#### INPUT RECORDS ####
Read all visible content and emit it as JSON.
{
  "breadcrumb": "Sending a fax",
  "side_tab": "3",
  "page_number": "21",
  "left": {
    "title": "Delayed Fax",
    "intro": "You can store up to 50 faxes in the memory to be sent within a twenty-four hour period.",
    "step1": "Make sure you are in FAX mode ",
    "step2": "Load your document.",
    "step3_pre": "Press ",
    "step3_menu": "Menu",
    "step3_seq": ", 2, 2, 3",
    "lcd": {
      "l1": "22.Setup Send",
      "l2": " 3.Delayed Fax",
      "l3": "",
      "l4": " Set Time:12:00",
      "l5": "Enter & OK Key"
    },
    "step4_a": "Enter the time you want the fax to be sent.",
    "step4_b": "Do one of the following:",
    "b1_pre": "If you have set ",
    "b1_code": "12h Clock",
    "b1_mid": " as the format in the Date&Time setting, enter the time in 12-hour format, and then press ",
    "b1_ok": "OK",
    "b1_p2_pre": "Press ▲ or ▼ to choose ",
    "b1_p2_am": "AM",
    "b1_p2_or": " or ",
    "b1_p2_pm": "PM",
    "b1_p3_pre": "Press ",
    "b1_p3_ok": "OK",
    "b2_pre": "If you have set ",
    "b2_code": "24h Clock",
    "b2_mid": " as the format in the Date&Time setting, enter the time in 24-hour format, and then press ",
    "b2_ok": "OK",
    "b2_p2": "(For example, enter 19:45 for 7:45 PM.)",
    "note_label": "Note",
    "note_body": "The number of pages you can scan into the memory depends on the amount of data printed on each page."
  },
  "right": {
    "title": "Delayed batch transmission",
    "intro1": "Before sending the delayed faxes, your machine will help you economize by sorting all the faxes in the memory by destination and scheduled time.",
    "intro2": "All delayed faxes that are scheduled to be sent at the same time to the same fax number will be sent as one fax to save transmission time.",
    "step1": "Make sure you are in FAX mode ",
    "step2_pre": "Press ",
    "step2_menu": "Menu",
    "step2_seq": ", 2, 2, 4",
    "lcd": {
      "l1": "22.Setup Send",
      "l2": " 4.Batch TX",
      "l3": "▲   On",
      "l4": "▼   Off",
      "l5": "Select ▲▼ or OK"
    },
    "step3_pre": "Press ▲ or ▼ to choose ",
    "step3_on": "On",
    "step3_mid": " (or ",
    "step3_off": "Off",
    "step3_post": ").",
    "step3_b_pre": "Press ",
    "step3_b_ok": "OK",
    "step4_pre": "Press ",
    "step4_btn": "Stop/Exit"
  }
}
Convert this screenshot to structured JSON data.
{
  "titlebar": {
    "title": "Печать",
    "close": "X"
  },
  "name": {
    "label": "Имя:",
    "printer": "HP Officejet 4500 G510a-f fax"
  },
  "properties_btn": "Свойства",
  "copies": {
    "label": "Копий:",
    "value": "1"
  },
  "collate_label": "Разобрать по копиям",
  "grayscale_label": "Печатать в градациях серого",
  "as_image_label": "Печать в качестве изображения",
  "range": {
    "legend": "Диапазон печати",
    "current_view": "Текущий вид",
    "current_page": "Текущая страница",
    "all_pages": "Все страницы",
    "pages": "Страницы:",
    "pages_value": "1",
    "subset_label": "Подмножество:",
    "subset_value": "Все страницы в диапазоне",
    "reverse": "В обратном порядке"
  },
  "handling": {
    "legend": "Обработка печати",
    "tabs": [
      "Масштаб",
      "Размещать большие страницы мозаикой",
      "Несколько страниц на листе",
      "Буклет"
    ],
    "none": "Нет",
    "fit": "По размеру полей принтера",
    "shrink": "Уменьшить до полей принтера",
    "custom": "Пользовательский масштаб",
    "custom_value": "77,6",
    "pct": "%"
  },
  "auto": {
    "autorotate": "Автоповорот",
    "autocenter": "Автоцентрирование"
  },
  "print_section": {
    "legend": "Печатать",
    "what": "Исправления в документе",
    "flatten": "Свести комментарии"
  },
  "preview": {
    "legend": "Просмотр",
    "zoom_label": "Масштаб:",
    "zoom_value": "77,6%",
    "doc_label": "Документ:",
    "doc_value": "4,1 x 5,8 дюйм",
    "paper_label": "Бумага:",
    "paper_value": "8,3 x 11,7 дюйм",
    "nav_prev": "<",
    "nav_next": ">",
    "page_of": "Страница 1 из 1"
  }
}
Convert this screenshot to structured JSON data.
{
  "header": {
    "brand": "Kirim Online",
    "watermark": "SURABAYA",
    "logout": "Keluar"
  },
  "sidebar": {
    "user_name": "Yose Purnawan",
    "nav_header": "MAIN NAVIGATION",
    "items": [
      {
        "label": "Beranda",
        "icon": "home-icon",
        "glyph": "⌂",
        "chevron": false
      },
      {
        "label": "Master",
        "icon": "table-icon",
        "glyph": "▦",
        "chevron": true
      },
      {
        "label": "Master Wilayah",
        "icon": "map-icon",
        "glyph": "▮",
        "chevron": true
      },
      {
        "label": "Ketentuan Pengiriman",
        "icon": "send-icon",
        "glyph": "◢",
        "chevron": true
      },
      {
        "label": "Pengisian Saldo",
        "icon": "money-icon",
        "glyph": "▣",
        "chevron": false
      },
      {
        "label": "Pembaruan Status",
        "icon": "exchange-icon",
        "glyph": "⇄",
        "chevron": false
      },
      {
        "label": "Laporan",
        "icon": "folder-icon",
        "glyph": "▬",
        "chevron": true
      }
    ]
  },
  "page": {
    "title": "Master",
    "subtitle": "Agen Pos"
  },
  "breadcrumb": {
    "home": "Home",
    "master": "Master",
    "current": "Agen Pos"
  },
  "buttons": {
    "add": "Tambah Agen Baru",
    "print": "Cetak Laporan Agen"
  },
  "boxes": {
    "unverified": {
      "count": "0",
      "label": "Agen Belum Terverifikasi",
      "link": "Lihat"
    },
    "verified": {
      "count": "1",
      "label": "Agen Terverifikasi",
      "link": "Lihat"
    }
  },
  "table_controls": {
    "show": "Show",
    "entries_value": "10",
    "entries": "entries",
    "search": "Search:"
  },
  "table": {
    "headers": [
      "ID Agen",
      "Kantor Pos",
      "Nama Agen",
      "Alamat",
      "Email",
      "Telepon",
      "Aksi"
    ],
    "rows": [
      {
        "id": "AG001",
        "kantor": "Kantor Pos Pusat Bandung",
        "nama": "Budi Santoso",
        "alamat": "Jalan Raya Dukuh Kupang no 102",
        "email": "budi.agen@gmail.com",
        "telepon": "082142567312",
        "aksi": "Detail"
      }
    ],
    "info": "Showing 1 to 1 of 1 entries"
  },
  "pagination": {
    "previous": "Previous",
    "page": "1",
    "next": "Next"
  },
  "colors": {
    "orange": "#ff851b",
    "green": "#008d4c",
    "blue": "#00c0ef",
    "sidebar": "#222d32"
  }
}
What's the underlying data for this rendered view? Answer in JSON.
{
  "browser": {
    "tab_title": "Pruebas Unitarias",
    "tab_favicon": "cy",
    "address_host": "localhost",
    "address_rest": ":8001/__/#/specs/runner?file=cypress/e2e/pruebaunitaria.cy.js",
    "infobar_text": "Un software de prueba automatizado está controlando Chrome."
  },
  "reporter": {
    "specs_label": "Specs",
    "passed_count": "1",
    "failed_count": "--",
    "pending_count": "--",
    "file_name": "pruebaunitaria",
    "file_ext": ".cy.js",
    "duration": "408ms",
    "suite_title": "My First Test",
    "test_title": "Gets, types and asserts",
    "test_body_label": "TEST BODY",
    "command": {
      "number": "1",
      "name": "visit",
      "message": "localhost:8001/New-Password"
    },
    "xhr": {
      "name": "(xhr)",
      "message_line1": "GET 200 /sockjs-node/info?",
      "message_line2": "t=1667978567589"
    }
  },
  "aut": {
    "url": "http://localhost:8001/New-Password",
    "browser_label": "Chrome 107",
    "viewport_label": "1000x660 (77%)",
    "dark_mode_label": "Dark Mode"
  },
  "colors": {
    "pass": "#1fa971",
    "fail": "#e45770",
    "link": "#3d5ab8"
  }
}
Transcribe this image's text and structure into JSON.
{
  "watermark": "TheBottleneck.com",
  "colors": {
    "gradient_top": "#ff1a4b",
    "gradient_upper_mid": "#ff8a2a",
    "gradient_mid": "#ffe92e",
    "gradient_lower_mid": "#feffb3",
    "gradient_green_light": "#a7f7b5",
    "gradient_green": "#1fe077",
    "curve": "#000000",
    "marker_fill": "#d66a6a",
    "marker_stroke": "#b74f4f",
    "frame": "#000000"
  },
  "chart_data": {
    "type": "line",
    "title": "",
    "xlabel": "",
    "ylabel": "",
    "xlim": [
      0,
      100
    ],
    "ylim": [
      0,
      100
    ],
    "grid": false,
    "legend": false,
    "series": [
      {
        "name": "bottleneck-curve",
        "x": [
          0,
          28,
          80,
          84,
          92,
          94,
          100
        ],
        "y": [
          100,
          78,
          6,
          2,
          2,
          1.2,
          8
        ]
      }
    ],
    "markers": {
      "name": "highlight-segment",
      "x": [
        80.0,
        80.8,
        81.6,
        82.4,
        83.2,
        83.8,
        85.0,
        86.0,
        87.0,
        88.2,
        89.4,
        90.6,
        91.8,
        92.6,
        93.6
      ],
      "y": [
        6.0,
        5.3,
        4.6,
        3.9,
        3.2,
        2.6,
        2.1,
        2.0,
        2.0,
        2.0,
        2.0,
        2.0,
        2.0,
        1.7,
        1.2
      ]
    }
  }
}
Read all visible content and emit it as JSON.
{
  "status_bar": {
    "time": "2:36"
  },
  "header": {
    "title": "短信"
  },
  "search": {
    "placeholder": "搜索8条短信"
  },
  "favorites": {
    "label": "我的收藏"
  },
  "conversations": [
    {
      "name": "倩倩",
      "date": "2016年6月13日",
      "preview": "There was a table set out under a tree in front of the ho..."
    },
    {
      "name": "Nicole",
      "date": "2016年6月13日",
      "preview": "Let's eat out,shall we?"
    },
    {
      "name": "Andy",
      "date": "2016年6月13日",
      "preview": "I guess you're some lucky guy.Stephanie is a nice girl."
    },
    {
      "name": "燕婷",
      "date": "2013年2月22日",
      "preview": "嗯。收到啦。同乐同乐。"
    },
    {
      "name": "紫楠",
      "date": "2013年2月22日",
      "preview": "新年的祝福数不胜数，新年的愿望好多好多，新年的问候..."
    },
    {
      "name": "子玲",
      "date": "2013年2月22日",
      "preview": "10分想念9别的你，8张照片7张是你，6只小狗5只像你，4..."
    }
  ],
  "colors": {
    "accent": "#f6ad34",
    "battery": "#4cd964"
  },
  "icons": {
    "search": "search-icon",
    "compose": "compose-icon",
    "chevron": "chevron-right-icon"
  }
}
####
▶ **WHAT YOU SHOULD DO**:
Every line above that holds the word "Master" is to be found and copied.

▶ **COMPLETED TASK**:
        "label": "Master",
        "label": "Master Wilayah",
    "title": "Master",
    "master": "Master",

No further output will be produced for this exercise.